All the towns in the Cinque Terre have railway stations so we decide to move on by train. It’s only a four minute ride to Corniglia but the train service is patchy. Finally a train arrives and we travel almost all the way in a tunnel.

Corniglia is different from the other towns because it is perched high above the sea. It is surrounded on three sides by many picturesque vineyards and terraces, while the fourth side hurtles steeply down to the waters below.

We follow a road from the train station which takes us to the village. It is a long, steep climb but the alternative of over 400 steps in 33 flights of stairs doesn’t appeal. Part of the charm of Corniglia is that it isn’t as frequented by tourists as much as the small fishing villages.

We wander the narrow lanes and visit the eighteenth century square with its Oratory Santa Caterina. We buy a coffee and relax under the large trees then walk through the village to the marvellous viewpoint. While it is less spectacular than the other villages we have seen, we like Corniglia but now it is time to move on. It’s down the stairs and off by train to Vernazza.

This is similar to the other towns in having no vehicle traffic within the heart of the village and this helps it remain one the truest “fishing villages” on the coast. There is a small beach within the protected harbour and some nice restaurants overlooking the scene. We walk down the steep road to the shore then climb to Doria Castle which was built in the 15th century to protect the village from pirates. Our camera works overtime as there are spectacular views in all directions.

Monterosso is the largest and busiest centre. The town is divided into two parts with one half having a crowded sandy beach and restaurants, bars and hotels and the other having narrow streets and historic buildings. The medieval Torre Aurora or Dawn Tower separates the two and they are connected by a tunnel. The old part of town is where you will find the San Francesco Church with its art works and it is great just wandering the streets seeing the varying sights.

There is a good range of hotels from 4‑star hotels to simple B&B properties, some with lovely views. The town also has some lively restaurants which give an opportunity to taste local seafood, edible mushrooms, olives, pine nuts and Sciachetra, a sweet wine variety.

You can reach this coast by train from Genoa in a little over an hour. I suggest starting in Riomaggiore and working westwards. Despite what most information tells you, all the villages are accessible by car but this is not the recommended form of transport. All the villages have restaurants, bars and some accommodation.

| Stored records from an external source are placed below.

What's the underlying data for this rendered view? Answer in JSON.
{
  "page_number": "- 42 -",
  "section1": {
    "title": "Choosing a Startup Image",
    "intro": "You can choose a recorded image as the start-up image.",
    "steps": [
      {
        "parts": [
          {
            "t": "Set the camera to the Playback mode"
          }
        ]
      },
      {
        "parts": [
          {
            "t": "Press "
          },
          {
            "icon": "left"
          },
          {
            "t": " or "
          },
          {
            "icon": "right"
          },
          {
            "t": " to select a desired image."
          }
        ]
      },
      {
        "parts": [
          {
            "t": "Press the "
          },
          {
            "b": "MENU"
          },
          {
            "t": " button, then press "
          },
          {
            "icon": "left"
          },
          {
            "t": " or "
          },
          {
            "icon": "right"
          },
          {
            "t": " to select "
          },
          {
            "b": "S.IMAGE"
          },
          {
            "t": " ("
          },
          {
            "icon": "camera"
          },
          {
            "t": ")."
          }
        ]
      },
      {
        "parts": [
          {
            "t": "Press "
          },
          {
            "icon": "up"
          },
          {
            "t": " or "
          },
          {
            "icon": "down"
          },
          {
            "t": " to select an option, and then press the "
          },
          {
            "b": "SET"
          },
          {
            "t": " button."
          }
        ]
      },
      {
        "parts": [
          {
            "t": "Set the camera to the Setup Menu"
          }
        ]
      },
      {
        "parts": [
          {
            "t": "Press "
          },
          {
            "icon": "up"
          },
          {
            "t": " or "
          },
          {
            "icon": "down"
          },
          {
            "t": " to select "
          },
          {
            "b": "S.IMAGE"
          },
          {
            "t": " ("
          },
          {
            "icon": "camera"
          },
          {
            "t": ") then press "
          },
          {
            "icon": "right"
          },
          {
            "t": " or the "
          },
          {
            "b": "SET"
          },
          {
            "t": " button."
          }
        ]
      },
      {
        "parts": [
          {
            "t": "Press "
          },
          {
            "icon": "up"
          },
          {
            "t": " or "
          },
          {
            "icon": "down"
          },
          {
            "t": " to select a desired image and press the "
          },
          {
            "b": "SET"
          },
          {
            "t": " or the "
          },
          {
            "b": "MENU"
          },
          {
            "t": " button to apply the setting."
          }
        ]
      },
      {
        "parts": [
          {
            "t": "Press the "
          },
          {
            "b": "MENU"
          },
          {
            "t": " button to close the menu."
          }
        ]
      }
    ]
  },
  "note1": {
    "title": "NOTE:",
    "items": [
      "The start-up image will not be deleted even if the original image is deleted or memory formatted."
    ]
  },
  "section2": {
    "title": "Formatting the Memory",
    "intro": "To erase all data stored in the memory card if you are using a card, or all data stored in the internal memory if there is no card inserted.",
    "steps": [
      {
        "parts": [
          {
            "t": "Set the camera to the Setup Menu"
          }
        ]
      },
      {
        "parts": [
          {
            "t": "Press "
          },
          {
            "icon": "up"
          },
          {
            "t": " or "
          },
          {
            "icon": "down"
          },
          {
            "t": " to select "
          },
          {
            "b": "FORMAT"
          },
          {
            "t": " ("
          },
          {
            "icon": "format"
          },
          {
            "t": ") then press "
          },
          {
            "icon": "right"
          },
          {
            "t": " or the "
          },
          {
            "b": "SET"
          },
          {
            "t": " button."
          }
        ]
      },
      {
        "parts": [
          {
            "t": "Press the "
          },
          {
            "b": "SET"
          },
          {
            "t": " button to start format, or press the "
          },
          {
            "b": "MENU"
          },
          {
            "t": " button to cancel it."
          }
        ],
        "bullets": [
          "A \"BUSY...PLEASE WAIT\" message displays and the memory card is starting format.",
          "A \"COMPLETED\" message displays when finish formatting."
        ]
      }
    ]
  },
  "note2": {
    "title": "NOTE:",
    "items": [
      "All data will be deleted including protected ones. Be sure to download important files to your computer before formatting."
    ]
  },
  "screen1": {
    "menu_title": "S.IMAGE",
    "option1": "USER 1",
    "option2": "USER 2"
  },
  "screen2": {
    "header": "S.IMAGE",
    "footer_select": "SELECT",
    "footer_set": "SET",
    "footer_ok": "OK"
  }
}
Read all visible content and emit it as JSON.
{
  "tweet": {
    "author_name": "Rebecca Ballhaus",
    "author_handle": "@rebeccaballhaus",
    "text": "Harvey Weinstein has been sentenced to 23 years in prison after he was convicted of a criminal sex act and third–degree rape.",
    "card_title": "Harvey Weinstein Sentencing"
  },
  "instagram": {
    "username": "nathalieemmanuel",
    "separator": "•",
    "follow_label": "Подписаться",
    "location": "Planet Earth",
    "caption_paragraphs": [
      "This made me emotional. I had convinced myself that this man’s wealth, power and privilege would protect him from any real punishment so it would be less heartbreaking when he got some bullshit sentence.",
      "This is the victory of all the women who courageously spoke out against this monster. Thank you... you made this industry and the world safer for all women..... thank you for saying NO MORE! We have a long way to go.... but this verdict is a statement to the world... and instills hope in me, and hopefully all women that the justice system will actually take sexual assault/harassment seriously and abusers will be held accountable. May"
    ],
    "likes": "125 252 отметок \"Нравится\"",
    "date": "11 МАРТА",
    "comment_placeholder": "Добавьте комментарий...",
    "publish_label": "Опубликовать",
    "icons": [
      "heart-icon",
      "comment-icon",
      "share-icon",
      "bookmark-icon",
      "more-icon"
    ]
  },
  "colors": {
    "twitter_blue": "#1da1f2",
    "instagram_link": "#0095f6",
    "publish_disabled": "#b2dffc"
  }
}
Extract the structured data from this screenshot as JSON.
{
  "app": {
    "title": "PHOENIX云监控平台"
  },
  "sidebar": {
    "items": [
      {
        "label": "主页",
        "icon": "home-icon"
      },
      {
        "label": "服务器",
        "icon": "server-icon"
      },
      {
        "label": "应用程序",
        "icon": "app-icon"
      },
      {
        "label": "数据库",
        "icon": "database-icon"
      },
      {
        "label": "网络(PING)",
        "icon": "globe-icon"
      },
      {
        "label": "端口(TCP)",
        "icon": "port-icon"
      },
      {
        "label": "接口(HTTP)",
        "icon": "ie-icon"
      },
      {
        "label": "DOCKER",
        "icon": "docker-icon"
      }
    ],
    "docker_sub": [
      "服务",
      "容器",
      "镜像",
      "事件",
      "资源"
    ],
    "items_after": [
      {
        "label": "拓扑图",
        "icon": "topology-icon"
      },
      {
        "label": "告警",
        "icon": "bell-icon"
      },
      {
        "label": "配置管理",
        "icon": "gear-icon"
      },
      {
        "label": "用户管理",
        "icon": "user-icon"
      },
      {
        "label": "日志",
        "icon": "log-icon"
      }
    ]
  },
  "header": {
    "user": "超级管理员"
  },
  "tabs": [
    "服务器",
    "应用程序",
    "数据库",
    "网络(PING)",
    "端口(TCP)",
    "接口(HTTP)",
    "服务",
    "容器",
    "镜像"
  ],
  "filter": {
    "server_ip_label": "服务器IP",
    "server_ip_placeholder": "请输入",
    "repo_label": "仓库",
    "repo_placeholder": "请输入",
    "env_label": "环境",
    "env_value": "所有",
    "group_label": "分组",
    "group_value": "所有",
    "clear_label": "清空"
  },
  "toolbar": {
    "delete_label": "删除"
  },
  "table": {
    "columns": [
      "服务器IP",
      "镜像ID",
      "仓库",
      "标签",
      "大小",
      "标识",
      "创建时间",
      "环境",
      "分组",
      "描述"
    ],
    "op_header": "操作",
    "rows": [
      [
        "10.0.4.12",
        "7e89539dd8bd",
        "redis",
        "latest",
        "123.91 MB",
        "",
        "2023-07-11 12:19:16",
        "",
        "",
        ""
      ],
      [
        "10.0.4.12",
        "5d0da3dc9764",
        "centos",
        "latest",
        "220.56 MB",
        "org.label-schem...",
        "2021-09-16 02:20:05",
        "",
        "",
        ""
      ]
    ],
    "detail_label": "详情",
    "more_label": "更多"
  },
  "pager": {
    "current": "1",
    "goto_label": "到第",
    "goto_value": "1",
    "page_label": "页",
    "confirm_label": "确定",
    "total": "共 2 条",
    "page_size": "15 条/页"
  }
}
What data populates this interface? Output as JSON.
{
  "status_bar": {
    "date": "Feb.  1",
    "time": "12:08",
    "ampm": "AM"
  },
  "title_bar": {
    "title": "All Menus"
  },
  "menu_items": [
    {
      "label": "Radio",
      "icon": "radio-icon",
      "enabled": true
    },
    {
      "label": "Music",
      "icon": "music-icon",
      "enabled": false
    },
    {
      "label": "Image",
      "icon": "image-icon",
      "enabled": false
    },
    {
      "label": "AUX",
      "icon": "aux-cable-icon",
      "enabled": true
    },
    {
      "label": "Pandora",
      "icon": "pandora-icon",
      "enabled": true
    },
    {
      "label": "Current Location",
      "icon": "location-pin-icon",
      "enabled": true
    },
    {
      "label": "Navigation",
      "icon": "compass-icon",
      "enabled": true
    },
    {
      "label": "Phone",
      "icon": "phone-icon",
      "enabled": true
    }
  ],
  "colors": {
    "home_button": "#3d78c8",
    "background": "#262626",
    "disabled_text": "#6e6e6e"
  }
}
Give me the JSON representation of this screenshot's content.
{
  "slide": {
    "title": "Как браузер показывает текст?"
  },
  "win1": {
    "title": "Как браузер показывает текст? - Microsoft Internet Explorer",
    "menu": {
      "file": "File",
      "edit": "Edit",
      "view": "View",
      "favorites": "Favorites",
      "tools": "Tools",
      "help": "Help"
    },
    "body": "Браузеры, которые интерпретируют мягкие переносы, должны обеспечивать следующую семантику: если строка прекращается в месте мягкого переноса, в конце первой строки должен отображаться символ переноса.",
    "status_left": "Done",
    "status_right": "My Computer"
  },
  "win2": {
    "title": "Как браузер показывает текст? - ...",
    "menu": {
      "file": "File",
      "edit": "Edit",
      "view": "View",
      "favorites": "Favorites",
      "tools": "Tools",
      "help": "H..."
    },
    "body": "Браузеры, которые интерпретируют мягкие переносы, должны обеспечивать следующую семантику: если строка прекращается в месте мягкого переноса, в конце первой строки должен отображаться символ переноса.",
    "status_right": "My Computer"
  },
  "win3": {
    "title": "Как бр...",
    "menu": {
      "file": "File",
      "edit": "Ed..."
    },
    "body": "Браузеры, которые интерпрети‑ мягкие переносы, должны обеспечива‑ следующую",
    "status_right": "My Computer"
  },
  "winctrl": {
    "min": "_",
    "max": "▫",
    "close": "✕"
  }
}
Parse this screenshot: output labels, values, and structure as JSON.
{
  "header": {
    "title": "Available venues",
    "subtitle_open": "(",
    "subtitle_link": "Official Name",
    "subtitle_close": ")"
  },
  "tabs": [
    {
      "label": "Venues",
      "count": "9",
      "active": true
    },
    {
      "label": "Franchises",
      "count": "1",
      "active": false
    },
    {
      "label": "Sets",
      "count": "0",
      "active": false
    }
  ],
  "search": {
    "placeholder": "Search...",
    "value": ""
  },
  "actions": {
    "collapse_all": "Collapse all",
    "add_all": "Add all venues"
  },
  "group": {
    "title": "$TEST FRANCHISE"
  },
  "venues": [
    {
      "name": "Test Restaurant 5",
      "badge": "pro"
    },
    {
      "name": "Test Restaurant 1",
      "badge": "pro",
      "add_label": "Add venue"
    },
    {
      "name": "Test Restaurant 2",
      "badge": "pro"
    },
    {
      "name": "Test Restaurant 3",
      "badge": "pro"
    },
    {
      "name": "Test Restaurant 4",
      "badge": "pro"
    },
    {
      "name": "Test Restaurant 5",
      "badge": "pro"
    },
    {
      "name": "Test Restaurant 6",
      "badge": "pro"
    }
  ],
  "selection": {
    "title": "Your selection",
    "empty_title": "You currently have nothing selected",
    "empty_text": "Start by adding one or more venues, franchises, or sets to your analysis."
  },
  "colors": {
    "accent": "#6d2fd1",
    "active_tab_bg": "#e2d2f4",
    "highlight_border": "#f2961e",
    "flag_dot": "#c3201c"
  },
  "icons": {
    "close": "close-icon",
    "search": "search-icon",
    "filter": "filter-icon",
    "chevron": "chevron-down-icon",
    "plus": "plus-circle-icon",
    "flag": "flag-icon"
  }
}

Prices tend to be high.


Point to Ponder:

The toughest part of politics is to satisfy the voter without giving him what he wants.

Dan Bennett


For more information on Italy see Experience Northern Italy an ebook available at then search Len Rutledge.

Experience Guides — Northern Italy

This is the third guide in the Experience series.
We capture the personality and the underlying cultural and historical significance of the cities, regions and holiday destinations. Each is put into context by chapters on Essential Experiences in Northern Italy and the country’s History.

For the purposes of this book, we have defined Northern Italy as comprising the regions of:

Liguria with Genoa as its capital; Veneto with Venice as its capital; Northern Tuscany with Florence as its capital; Lombardy with Milan as its capital; Piedmont with Turin as its capital; Aosta Valley with Aosta as its capital; Emilia-Romagna with Bologna as its capital; Friuli-Venezia Giulia with Trieste as its capital; and Trentino-Alto Adige with Trento as its capital.

Northern Italy has a wide variety of topography and climate. The higher areas can be very cold in winter when snow covers everything and ski resorts do a roaring trade. In contrast the Mediterranean coast can be very hot in summer.

To purchase this book or see other books written by Len Rutledge go to the Amazon books web site and enter Len Rutledge.


Point to Ponder.

Otto von Bismarck, the German statesman who dominated European affairs from the 1860s to 1890 had wide diplomatic experience. He once said, “When you say that you agree to a thing in principle you mean that you have not the slightest intention of carrying it out.”